In daily life, we are bombarded with decisions: When to wake up, what to wear, which shoe to tie first, etc. We all make them all the time. Moreover, our decisions are often made based on our expectations of the future, with noisy and/or missing data. For example, what to eat at any time can be dependent on when we expect food to be available again, although that prediction is uncertain. Therefore, either explicitly or implicitly, we have rules governing our behavior, and a set of principles that govern those rules.

Here, we outline a few basic concepts that I believe must be essential components of any system that enables decision making under uncertainty. To a large degree, this is based on statistical decision theory, albeit this treatment is dramatically less formal. Without further ado, here are the requisite constituents of any decision:

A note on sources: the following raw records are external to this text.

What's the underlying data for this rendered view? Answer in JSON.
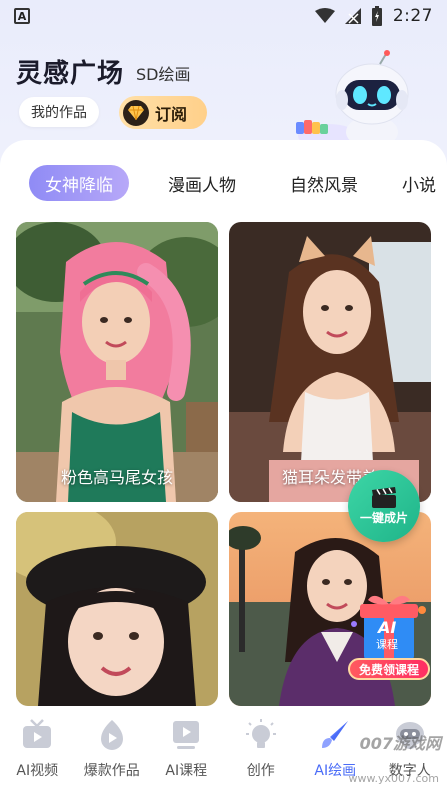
{
  "status_bar": {
    "app_badge": "A",
    "time": "2:27"
  },
  "header": {
    "title": "灵感广场",
    "subtitle": "SD绘画",
    "my_works_label": "我的作品",
    "subscribe_label": "订阅"
  },
  "tabs": [
    {
      "label": "女神降临",
      "active": true
    },
    {
      "label": "漫画人物",
      "active": false
    },
    {
      "label": "自然风景",
      "active": false
    },
    {
      "label": "小说",
      "active": false
    }
  ],
  "cards": [
    {
      "caption": "粉色高马尾女孩"
    },
    {
      "caption": "猫耳朵发带美"
    },
    {
      "caption": ""
    },
    {
      "caption": ""
    }
  ],
  "fab": {
    "label": "一键成片"
  },
  "promo": {
    "badge": "AI",
    "sub": "课程",
    "label": "免费领课程"
  },
  "bottom_nav": [
    {
      "label": "AI视频",
      "icon": "tv-icon",
      "active": false
    },
    {
      "label": "爆款作品",
      "icon": "flame-play-icon",
      "active": false
    },
    {
      "label": "AI课程",
      "icon": "course-play-icon",
      "active": false
    },
    {
      "label": "创作",
      "icon": "bulb-icon",
      "active": false
    },
    {
      "label": "AI绘画",
      "icon": "brush-icon",
      "active": true
    },
    {
      "label": "数字人",
      "icon": "robot-icon",
      "active": false
    }
  ],
  "watermark": {
    "text": "007游戏网",
    "url": "www.yx007.com"
  },
  "colors": {
    "accent": "#4a6cf7",
    "tab_active": "#9b92f6",
    "fab": "#2cc495"
  }
}
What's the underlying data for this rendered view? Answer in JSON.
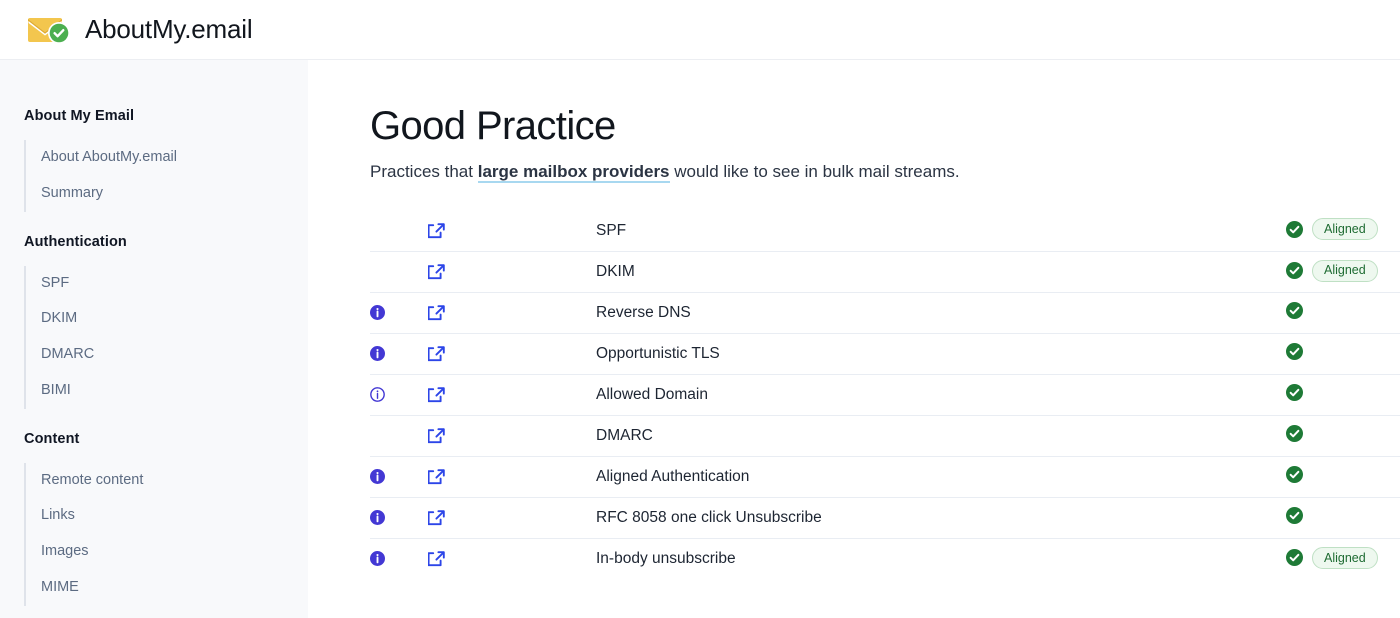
{
  "header": {
    "logo_icon": "envelope-check-logo",
    "brand_name": "AboutMy.email"
  },
  "sidebar": {
    "groups": [
      {
        "heading": "About My Email",
        "items": [
          {
            "label": "About AboutMy.email"
          },
          {
            "label": "Summary"
          }
        ]
      },
      {
        "heading": "Authentication",
        "items": [
          {
            "label": "SPF"
          },
          {
            "label": "DKIM"
          },
          {
            "label": "DMARC"
          },
          {
            "label": "BIMI"
          }
        ]
      },
      {
        "heading": "Content",
        "items": [
          {
            "label": "Remote content"
          },
          {
            "label": "Links"
          },
          {
            "label": "Images"
          },
          {
            "label": "MIME"
          }
        ]
      }
    ]
  },
  "main": {
    "title": "Good Practice",
    "subtitle_before": "Practices that ",
    "subtitle_term": "large mailbox providers",
    "subtitle_after": " would like to see in bulk mail streams.",
    "rows": [
      {
        "name": "SPF",
        "info_icon": "none",
        "link_icon": "external-link-icon",
        "status_icon": "check-circle-icon",
        "badge": "Aligned"
      },
      {
        "name": "DKIM",
        "info_icon": "none",
        "link_icon": "external-link-icon",
        "status_icon": "check-circle-icon",
        "badge": "Aligned"
      },
      {
        "name": "Reverse DNS",
        "info_icon": "info-filled-icon",
        "link_icon": "external-link-icon",
        "status_icon": "check-circle-icon",
        "badge": ""
      },
      {
        "name": "Opportunistic TLS",
        "info_icon": "info-filled-icon",
        "link_icon": "external-link-icon",
        "status_icon": "check-circle-icon",
        "badge": ""
      },
      {
        "name": "Allowed Domain",
        "info_icon": "info-outline-icon",
        "link_icon": "external-link-icon",
        "status_icon": "check-circle-icon",
        "badge": ""
      },
      {
        "name": "DMARC",
        "info_icon": "none",
        "link_icon": "external-link-icon",
        "status_icon": "check-circle-icon",
        "badge": ""
      },
      {
        "name": "Aligned Authentication",
        "info_icon": "info-filled-icon",
        "link_icon": "external-link-icon",
        "status_icon": "check-circle-icon",
        "badge": ""
      },
      {
        "name": "RFC 8058 one click Unsubscribe",
        "info_icon": "info-filled-icon",
        "link_icon": "external-link-icon",
        "status_icon": "check-circle-icon",
        "badge": ""
      },
      {
        "name": "In-body unsubscribe",
        "info_icon": "info-filled-icon",
        "link_icon": "external-link-icon",
        "status_icon": "check-circle-icon",
        "badge": "Aligned"
      }
    ]
  },
  "colors": {
    "accent_blue": "#2c45e8",
    "info_purple": "#4338d4",
    "success_green": "#1e7a36",
    "badge_bg": "#eef8ef",
    "badge_border": "#bfe0c4",
    "logo_yellow": "#f5ca57",
    "logo_green": "#4caf50",
    "sidebar_bg": "#f8f9fb",
    "term_underline": "#a8d8f0"
  }
}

  1. Measurements: All decisions are based on measurements, and all the measurements must live in some measurement space. Often, these measurements are referred to as “data”, or “samples”. However, I think labeling them as data can be misleading, because these are in fact physical measurements of something. Regardless of how accuracy and precise the measurement apparatus is, all measurements are fundamentally noisy. Consider, for example, height (the “space” of heights is all positive numbers). Rulers are highly accurate and precise. However, the height of an individual changes on the basis of her orientation with respect to the direction of gravity: lie down, and you are a bit taller than when you are standing. So, measurements of “height” depend on whether you are lying down or standing up. And if those measurements lack “meta-data” recording your position (and which planet/moon/asteroid you are on, if you are on one), then there is some uncertainty with regard to what is your current height. In addition to questions of accuracy and precision of the measurement apparatus, there are questions with regard to the validity of the apparatus, that is, does the measurement truly correspond to the real world concept. For example, to what extent does an IQ test validly quantify one’s intelligence? Thus, when describing the measurements, the precision, accuracy, and validity of these measurements ought to be considerations. Formally, we let be the measurement, and each measurement is in some specified measurement space, . In the above height example, . Let denote the set of all observed measurements.

  2. Actions: If a decision must be made, the answer is one of several possible actions. Technically, these actions need not be physical body actions: They could be beliefs as well. For example, I can decide that I love something, or everything. No physical action is required. Other actions include estimates, such as the mean height of all people in the world, or conclusions, such as the mean height is greater than zero. Formally, a possible action is an element of an action space, .

  3. Decision Rule: Something, or someone, must take as input the measurements, and output an action. A human can do this, or a mechanical device, or some combination of the two, e.g., a human operating a computer. Formally, a decision rule, .

  4. Loss function: The decision rule must somehow choose which action to take, on the basis of the measurements. To do so, it must operate, either implicitly or explicitly, according to a loss function (alternately, an utility function that one desires to maximize). For example, that loss function could be to minimize squared error, or maximize historical returns, without exceeding a certain variance, etc. Regardless of its form, it quantifies the loss experienced by the decision rule if were to decide on any specific action, given the input measurements. Formally, loss is a function, .

And that is all. No other constituent parts are required to make decisions. Moreover, certain theoretical claims are available even under this very simple setting. For example, one can prove that a given decision rule will converge to a fixed point, regardless of the input measurements, for a given loss. Other things are required, however, for stronger theoretical claims, which will be the subject of a future blog post.